There is one reason God left you here on earth. He didn't leave you here to build a successful career. He didn't leave you here to accumulate the biggest pile of money you can accumulate. You're gonna leave it all behind anyway. He didn't even leave you here to have a happy family life. You're saying that on mother's day? I mean, that's not my purpose, to have a happy family life?
My old professor Howard Heindrichs, who's in heaven, nobody taught more about the family than he did, but you know what he said one time? He said, "Christians have made a fetish out of the family. They think the highest ideal is for me to be happy in my marriage, or with my kids". No, that's not his ultimate purpose for you. Jesus had a lousy family life. I mean, he was always at odds with his brothers and sisters. Sometimes, even with his mom, you know. He understood his purpose was to do the will of God. God has left you and me here for one reason, and that is to share Christ with as many people as possible. That's why we're organized as a church, to help Christians become stronger disciples and followers of Christ, but to take the message of Christ to as many people as possible. Do you understand that's why God has left you here, instead of taking you to heaven immediately?

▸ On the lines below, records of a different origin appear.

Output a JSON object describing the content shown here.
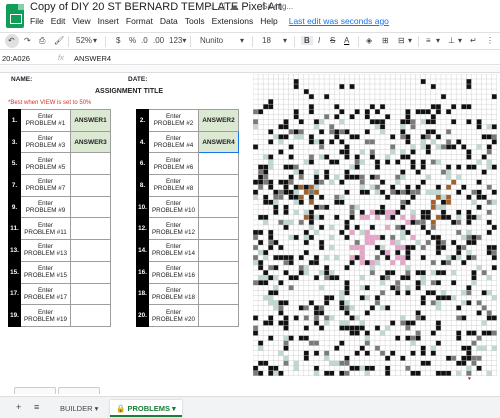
{
  "app": {
    "doc_title": "Copy of DIY 20 ST BERNARD TEMPLATE Pixel Art",
    "save_status": "Saving...",
    "menu": [
      "File",
      "Edit",
      "View",
      "Insert",
      "Format",
      "Data",
      "Tools",
      "Extensions",
      "Help"
    ],
    "last_edit": "Last edit was seconds ago"
  },
  "toolbar": {
    "zoom": "52%",
    "currency": "$",
    "percent": "%",
    "dec_less": ".0",
    "dec_more": ".00",
    "more_formats": "123▾",
    "font": "Nunito",
    "font_size": "18",
    "bold": "B",
    "italic": "I",
    "strike": "S",
    "text_color": "A"
  },
  "formula_bar": {
    "name_box": "20:A026",
    "fx": "fx",
    "value": "ANSWER4"
  },
  "worksheet": {
    "name_label": "NAME:",
    "date_label": "DATE:",
    "assignment_title": "ASSIGNMENT TITLE",
    "hint": "*Best when VIEW is set to 50%",
    "left_problems": [
      {
        "num": "1.",
        "prob": "Enter PROBLEM #1",
        "ans": "ANSWER1"
      },
      {
        "num": "3.",
        "prob": "Enter PROBLEM #3",
        "ans": "ANSWER3"
      },
      {
        "num": "5.",
        "prob": "Enter PROBLEM #5",
        "ans": ""
      },
      {
        "num": "7.",
        "prob": "Enter PROBLEM #7",
        "ans": ""
      },
      {
        "num": "9.",
        "prob": "Enter PROBLEM #9",
        "ans": ""
      },
      {
        "num": "11.",
        "prob": "Enter PROBLEM #11",
        "ans": ""
      },
      {
        "num": "13.",
        "prob": "Enter PROBLEM #13",
        "ans": ""
      },
      {
        "num": "15.",
        "prob": "Enter PROBLEM #15",
        "ans": ""
      },
      {
        "num": "17.",
        "prob": "Enter PROBLEM #17",
        "ans": ""
      },
      {
        "num": "19.",
        "prob": "Enter PROBLEM #19",
        "ans": ""
      }
    ],
    "right_problems": [
      {
        "num": "2.",
        "prob": "Enter PROBLEM #2",
        "ans": "ANSWER2"
      },
      {
        "num": "4.",
        "prob": "Enter PROBLEM #4",
        "ans": "ANSWER4"
      },
      {
        "num": "6.",
        "prob": "Enter PROBLEM #6",
        "ans": ""
      },
      {
        "num": "8.",
        "prob": "Enter PROBLEM #8",
        "ans": ""
      },
      {
        "num": "10.",
        "prob": "Enter PROBLEM #10",
        "ans": ""
      },
      {
        "num": "12.",
        "prob": "Enter PROBLEM #12",
        "ans": ""
      },
      {
        "num": "14.",
        "prob": "Enter PROBLEM #14",
        "ans": ""
      },
      {
        "num": "16.",
        "prob": "Enter PROBLEM #16",
        "ans": ""
      },
      {
        "num": "18.",
        "prob": "Enter PROBLEM #18",
        "ans": ""
      },
      {
        "num": "20.",
        "prob": "Enter PROBLEM #20",
        "ans": ""
      }
    ],
    "pixel_colors": {
      "dark": "#111111",
      "mid": "#7a7a7a",
      "brown": "#a0622d",
      "pink": "#e8a3c8",
      "teal": "#bfd8d2",
      "grid": "#c8c8c8"
    }
  },
  "tabs": {
    "add_icon": "plus-icon",
    "list_icon": "menu-icon",
    "sheets": [
      {
        "label": "BUILDER",
        "active": false
      },
      {
        "label": "PROBLEMS",
        "active": true
      }
    ],
    "dropdown_glyph": "▾",
    "lock_icon": "lock-icon"
  }
}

Thursday, I had to make a day trip to California to preach to 700 pastors on the national day of prayer. I was sitting in the departure lounge, getting ready to board the plane. The captain was up at the desk, getting his paperwork. He looked over, he recognized me, and he came over, said he was a faithful listener to Pathway to Victory, and he said, "Would you like to come on board early? I'd like to show you the cockpit before the passengers come on. This is a brand new airplane". So I said, "Well, sure". So we went in, he gave me a little tour of the cockpit. We were standing there in the doorway.
He said, "You know, pastor, my vocation is being an airline captain. I've done it for 30 years". But he said, "My real calling is being a witness for Jesus Christ. My vocation is being an airline captain, but my real calling is being a witness for Christ". That guy got it. That's why we're here, to proclaim the favorable year of the Lord. But that favorable day of the year won't always last, because there is a day of vengeance coming when it will be too late to receive God's grace, and instead, we'll be destined to receive his judgment. When is that day of vengeance coming? When is the Lord returning to put an end to everything? I have no idea when that day is, but I think Paul was right when he said in Romans 13:11, "That day is closer today than it's ever been before". That was true 2000 years ago when Paul wrote it. Think how much more true that is today.